### Instructions to follow
What lines of the data below include the word "date"? Report them by copying each.

======== The input

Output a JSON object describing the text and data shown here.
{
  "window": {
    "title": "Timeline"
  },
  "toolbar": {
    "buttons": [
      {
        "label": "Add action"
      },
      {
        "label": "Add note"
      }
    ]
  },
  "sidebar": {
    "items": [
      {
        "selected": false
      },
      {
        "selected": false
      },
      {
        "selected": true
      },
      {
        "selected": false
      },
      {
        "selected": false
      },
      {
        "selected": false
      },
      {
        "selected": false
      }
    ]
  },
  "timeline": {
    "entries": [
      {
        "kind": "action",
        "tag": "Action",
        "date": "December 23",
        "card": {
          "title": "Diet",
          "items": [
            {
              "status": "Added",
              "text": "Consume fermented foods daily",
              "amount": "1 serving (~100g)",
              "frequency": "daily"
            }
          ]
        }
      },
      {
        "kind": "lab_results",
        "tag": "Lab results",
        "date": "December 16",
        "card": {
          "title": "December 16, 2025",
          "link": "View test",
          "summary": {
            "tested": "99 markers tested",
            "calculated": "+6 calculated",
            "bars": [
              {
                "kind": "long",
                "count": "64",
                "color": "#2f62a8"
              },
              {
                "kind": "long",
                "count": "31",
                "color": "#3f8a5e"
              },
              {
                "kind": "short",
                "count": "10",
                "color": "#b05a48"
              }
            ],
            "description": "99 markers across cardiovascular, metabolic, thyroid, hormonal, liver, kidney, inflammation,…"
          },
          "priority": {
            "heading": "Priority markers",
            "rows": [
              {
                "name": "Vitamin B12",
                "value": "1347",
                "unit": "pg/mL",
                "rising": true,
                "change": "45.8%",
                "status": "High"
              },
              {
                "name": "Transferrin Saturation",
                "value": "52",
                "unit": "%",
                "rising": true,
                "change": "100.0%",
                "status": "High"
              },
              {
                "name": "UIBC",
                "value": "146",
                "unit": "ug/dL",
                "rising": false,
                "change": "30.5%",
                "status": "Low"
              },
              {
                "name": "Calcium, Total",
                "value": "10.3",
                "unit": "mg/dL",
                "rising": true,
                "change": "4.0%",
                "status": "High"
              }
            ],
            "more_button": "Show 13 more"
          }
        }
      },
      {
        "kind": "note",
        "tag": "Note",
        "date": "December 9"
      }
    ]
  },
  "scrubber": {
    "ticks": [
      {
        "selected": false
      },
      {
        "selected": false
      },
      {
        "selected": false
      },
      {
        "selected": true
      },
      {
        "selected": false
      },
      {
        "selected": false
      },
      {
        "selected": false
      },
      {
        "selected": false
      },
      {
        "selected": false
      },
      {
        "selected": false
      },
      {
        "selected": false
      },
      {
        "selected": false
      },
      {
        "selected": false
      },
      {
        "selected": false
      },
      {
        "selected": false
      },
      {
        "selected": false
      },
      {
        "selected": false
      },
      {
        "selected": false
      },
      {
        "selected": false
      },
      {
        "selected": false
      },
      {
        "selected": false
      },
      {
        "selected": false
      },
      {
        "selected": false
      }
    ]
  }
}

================

### Answer for the task
        "date": "December 23",
        "date": "December 16",
        "date": "December 9"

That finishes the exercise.